By: Vinnie Apicella
The groundwork for "The Sun Also Rises" was laid two decades ago by the Klazinga Brothers, a Dutch duo with their designs for taking flight. Featuring nearly ten additional players, "The Sun Also Rises" is a massive musical presentation that's reminiscent to the progressive rock masters of the past where dexterity combined with depth to embed some truly dramatic moments that had to be heard several times to fully appreciate.
From the earthy opening moments of "The Gate Of Eternity," a seven minute epic, it's evident this is a very elemental undertaking built upon dreamy symphonic sequences and folksy harmonies. Conversely, "Conspiracy" features a brasher introduction of edgy guitar chords and keyboard interplay that brings to mind the keyboard-laden radio rock of Journey before embarking on a still water sequence at mid-point that reveals the subtler side of the equation, as before, before yielding again to the decidedly louder guitar/key compliment before fade out. "Conviction," three songs later, could be the long lost heretical brother of the former, again brandishing a heavier guitar part, attacked and assisted by the keys, for one of the catchier if darker, more turbulent tracks. "Mortal Brow" tears one right from the Marillion song book with its varying speeds, moods and musical tones.
Thematically, medieval combines with modernity as primary lyricist Joop Klazinga views the world from a vantage point of past and present, exploring the external through internal analysis, and the quest for inner peace. Brother Gerben, principal song writer and percussionist, incorporates a symphonic feel to the songs, all of which involve many instrumental parts amidst their usual five to six minute length, only without too many undetermined reaches. In that regard and in the powerful yet polished production, "The Sun Also Rises" packs a more immediate impact than might a previous King Crimson or early Genesis record, though the comparisons are otherwise well-founded.
Featuring a wealth of veteran musicians encompassing four guitar players, two bassists, percussion and woodwind, there's at once an ambient, new age character that's well blended with traditionally organic elements that feature lead guitar and keyboard harmonies and complimentary soloism while the rest of the rhythm section sets the seasonal backdrop that's usually Spring-like, uplifting and effectual.

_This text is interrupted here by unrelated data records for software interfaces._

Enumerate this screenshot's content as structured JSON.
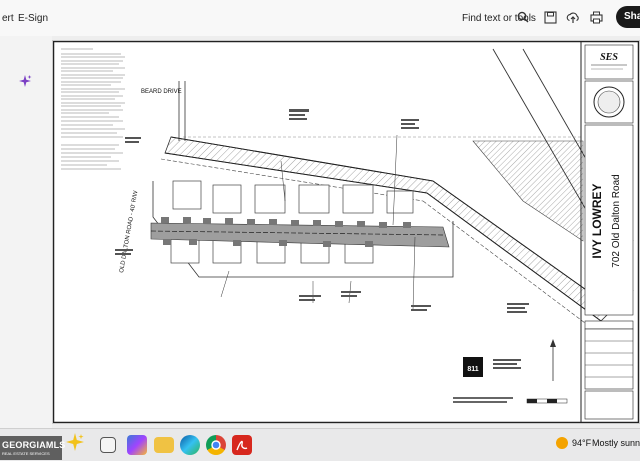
{
  "toolbar": {
    "left_partial": "ert",
    "esign": "E-Sign",
    "find_text": "Find text or tools",
    "share": "Share"
  },
  "plan": {
    "logo": "SES",
    "title_block": {
      "name": "IVY LOWREY",
      "address": "702 Old Dalton Road"
    },
    "labels": {
      "beard_drive": "BEARD DRIVE",
      "old_dalton": "OLD DALTON ROAD - 40' R/W",
      "badge": "811"
    }
  },
  "taskbar": {
    "weather_temp": "94°F",
    "weather_desc": "Mostly sunny"
  },
  "watermark": {
    "brand": "GEORGIAMLS",
    "tagline": "REAL ESTATE SERVICES"
  },
  "colors": {
    "accent": "#7b3fc4",
    "share_bg": "#1a1a1a",
    "acrobat_red": "#d7281e"
  }
}
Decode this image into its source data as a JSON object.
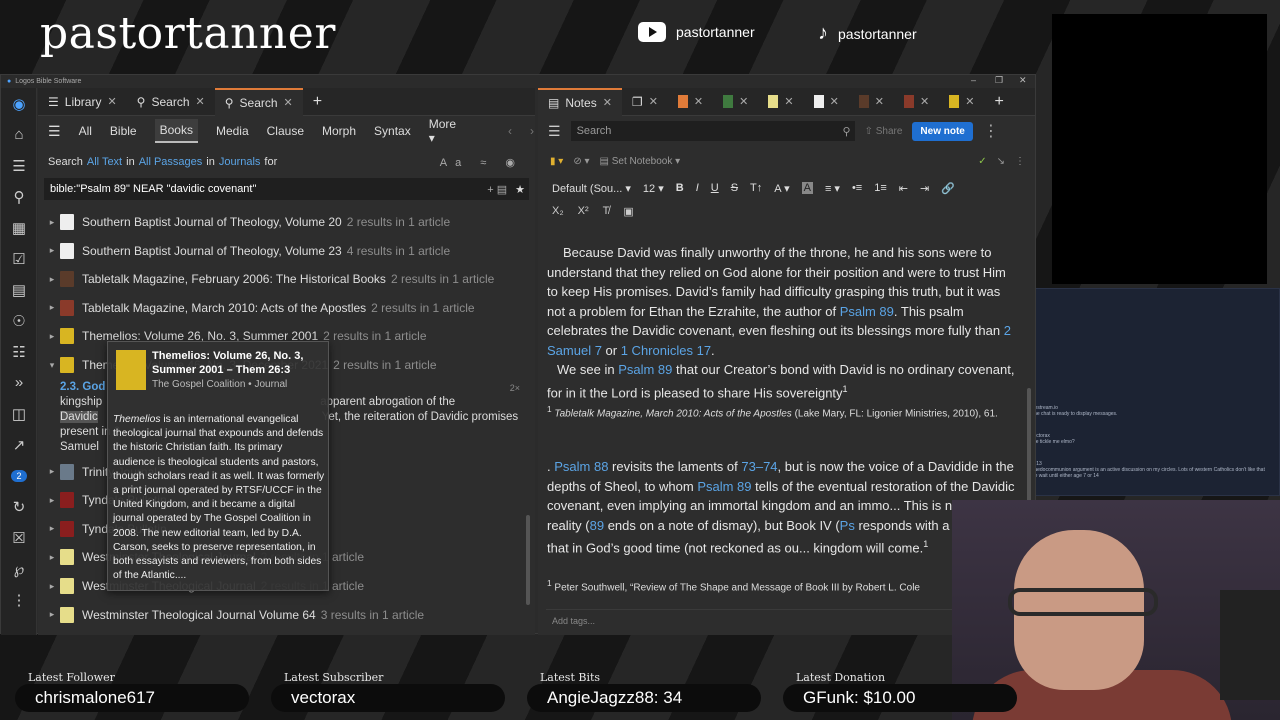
{
  "stream": {
    "brand": "pastortanner",
    "youtube_handle": "pastortanner",
    "tiktok_handle": "pastortanner",
    "labels": {
      "follower": "Latest Follower",
      "subscriber": "Latest Subscriber",
      "bits": "Latest Bits",
      "donation": "Latest Donation"
    },
    "values": {
      "follower": "chrismalone617",
      "subscriber": "vectorax",
      "bits": "AngieJagzz88: 34",
      "donation": "GFunk: $10.00"
    },
    "chat": [
      {
        "user": "Restream.io",
        "text": "The chat is ready to display messages."
      },
      {
        "user": "vectorax",
        "text": "like tickle me elmo?"
      },
      {
        "user": "ac13",
        "text": "Paedocommunion argument is an active discussion on my circles. Lots of western Catholics don't like that we wait until either age 7 or 14"
      }
    ]
  },
  "app": {
    "title": "Logos Bible Software",
    "left_tabs": [
      {
        "label": "Library"
      },
      {
        "label": "Search"
      },
      {
        "label": "Search"
      }
    ],
    "filters": [
      "All",
      "Bible",
      "Books",
      "Media",
      "Clause",
      "Morph",
      "Syntax",
      "More"
    ],
    "search_line": {
      "prefix": "Search",
      "scope1": "All Text",
      "in1": "in",
      "scope2": "All Passages",
      "in2": "in",
      "scope3": "Journals",
      "suffix": "for"
    },
    "query": "bible:\"Psalm 89\" NEAR \"davidic covenant\"",
    "results": [
      {
        "title": "Southern Baptist Journal of Theology, Volume 20",
        "count": "2 results in 1 article",
        "color": "#eeeeee"
      },
      {
        "title": "Southern Baptist Journal of Theology, Volume 23",
        "count": "4 results in 1 article",
        "color": "#eeeeee"
      },
      {
        "title": "Tabletalk Magazine, February 2006: The Historical Books",
        "count": "2 results in 1 article",
        "color": "#5a3b2a"
      },
      {
        "title": "Tabletalk Magazine, March 2010: Acts of the Apostles",
        "count": "2 results in 1 article",
        "color": "#8a3a2a"
      },
      {
        "title": "Themelios: Volume 26, No. 3, Summer 2001",
        "count": "2 results in 1 article",
        "color": "#d8b522"
      },
      {
        "title": "Themelios: Volume 46, No. 3, December 2021",
        "count": "2 results in 1 article",
        "color": "#d8b522"
      }
    ],
    "expanded": {
      "heading": "2.3. God",
      "line1a": "kingship",
      "line1b": "apparent abrogation of the",
      "line2a": "Davidic",
      "line2b": "Yet, the reiteration of Davidic promises present in 2",
      "line3a": "Samuel",
      "badge": "2×"
    },
    "results_after": [
      {
        "title": "Trinity Journal",
        "count": "",
        "color": "#6a7a8a"
      },
      {
        "title": "Tyndale Bulletin",
        "count": "",
        "color": "#8a1e1e"
      },
      {
        "title": "Tyndale Bulletin",
        "count": "",
        "color": "#8a1e1e"
      },
      {
        "title": "Westminster Theological Journal",
        "count": "2 results in 1 article",
        "color": "#e6dd8a"
      },
      {
        "title": "Westminster Theological Journal",
        "count": "2 results in 1 article",
        "color": "#e6dd8a"
      },
      {
        "title": "Westminster Theological Journal Volume 64",
        "count": "3 results in 1 article",
        "color": "#e6dd8a"
      }
    ],
    "popup": {
      "title": "Themelios: Volume 26, No. 3, Summer 2001 – Them 26:3",
      "publisher": "The Gospel Coalition",
      "type": "Journal",
      "desc_title": "Themelios",
      "description": "is an international evangelical theological journal that expounds and defends the historic Christian faith. Its primary audience is theological students and pastors, though scholars read it as well. It was formerly a print journal operated by RTSF/UCCF in the United Kingdom, and it became a digital journal operated by The Gospel Coalition in 2008. The new editorial team, led by D.A. Carson, seeks to preserve representation, in both essayists and reviewers, from both sides of the Atlantic...."
    },
    "notes": {
      "tab_label": "Notes",
      "search_placeholder": "Search",
      "share_label": "Share",
      "new_note_label": "New note",
      "notebook_label": "Set Notebook",
      "font_name": "Default (Sou...",
      "font_size": "12",
      "add_tags": "Add tags...",
      "para1": [
        {
          "t": "Because David was finally unworthy of the throne, he and his sons were to understand that they relied on God alone for their position and were to trust Him to keep His promises. David’s family had difficulty grasping this truth, but it was not a problem for Ethan the Ezrahite, the author of "
        },
        {
          "t": "Psalm 89",
          "link": true
        },
        {
          "t": ". This psalm celebrates the Davidic covenant, even fleshing out its blessings more fully than "
        },
        {
          "t": "2 Samuel 7",
          "link": true
        },
        {
          "t": " or "
        },
        {
          "t": "1 Chronicles 17",
          "link": true
        },
        {
          "t": "."
        }
      ],
      "para2": [
        {
          "t": "We see in "
        },
        {
          "t": "Psalm 89",
          "link": true
        },
        {
          "t": " that our Creator’s bond with David is no ordinary covenant, for in it the Lord is pleased to share His sovereignty"
        }
      ],
      "footnote1_source": "Tabletalk Magazine, March 2010: Acts of the Apostles",
      "footnote1_rest": "(Lake Mary, FL: Ligonier Ministries, 2010), 61.",
      "para3": [
        {
          "t": ". "
        },
        {
          "t": "Psalm 88",
          "link": true
        },
        {
          "t": " revisits the laments of "
        },
        {
          "t": "73–74",
          "link": true
        },
        {
          "t": ", but is now the voice of a Davidide in the depths of Sheol, to whom "
        },
        {
          "t": "Psalm 89",
          "link": true
        },
        {
          "t": " tells of the eventual restoration of the Davidic covenant, even implying an immortal kingdom and an immo... This is not yet a reality ("
        },
        {
          "t": "89",
          "link": true
        },
        {
          "t": " ends on a note of dismay), but Book IV ("
        },
        {
          "t": "Ps",
          "link": true
        },
        {
          "t": " responds with a promise that in God’s good time (not reckoned as ou... kingdom will come."
        }
      ],
      "footnote2": "Peter Southwell, “Review of The Shape and Message of Book III by Robert L. Cole"
    }
  }
}
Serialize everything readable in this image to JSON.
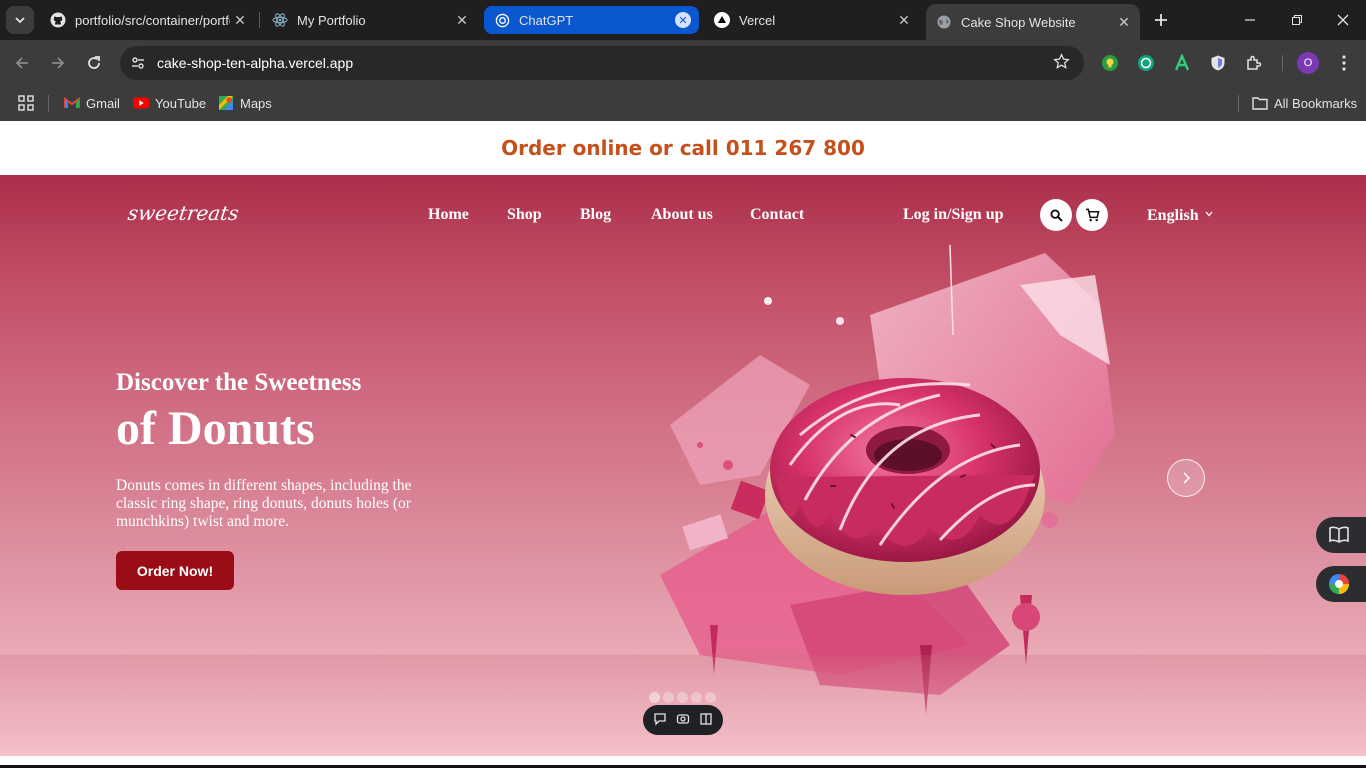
{
  "browser": {
    "tabs": [
      {
        "title": "portfolio/src/container/portfo",
        "icon": "github-icon",
        "state": "normal"
      },
      {
        "title": "My Portfolio",
        "icon": "react-icon",
        "state": "normal"
      },
      {
        "title": "ChatGPT",
        "icon": "chatgpt-icon",
        "state": "highlighted"
      },
      {
        "title": "Vercel",
        "icon": "vercel-icon",
        "state": "normal"
      },
      {
        "title": "Cake Shop Website",
        "icon": "globe-icon",
        "state": "active"
      }
    ],
    "url": "cake-shop-ten-alpha.vercel.app",
    "bookmarks": [
      {
        "label": "Gmail",
        "icon": "gmail-icon"
      },
      {
        "label": "YouTube",
        "icon": "youtube-icon"
      },
      {
        "label": "Maps",
        "icon": "maps-icon"
      }
    ],
    "all_bookmarks_label": "All Bookmarks",
    "profile_initial": "O",
    "extensions": [
      "bulb-extension-icon",
      "chatgpt-extension-icon",
      "grammar-extension-icon",
      "shield-extension-icon",
      "puzzle-extensions-icon"
    ]
  },
  "page": {
    "announcement": "Order online or call 011 267 800",
    "logo_text": "sweetreats",
    "nav": {
      "home": "Home",
      "shop": "Shop",
      "blog": "Blog",
      "about": "About us",
      "contact": "Contact"
    },
    "login_label": "Log in/Sign up",
    "language": "English",
    "hero": {
      "subtitle": "Discover the Sweetness",
      "title": "of Donuts",
      "description": "Donuts comes in different shapes, including the classic ring shape, ring donuts, donuts holes (or munchkins) twist and more.",
      "cta": "Order Now!",
      "slide_count": 5,
      "active_slide": 1
    }
  },
  "colors": {
    "announcement_text": "#c5501b",
    "hero_top": "#ab2f4a",
    "hero_bottom": "#f0b9c2",
    "cta_bg": "#9b0d16",
    "active_tab_highlight": "#0b57d0"
  }
}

While any number of groups could make for competent comparisons, from Saga to Genesis to King Crimson or even Kansas in the early going, particularly in the vocals where here, lead singer Mark Smit, with his soulful croon similar to Steve Walsh on the band's gentler moments; and then there's the classic tones of Pink Floyd never more so evident than on the inspired epic "Moods Inspiring Clouds." Overall, there's not much wasted energy on this record. Knight Area's "The Sun Also Rises" is an exercise in precision, bridled power, and careful planning that yields an impressive end result.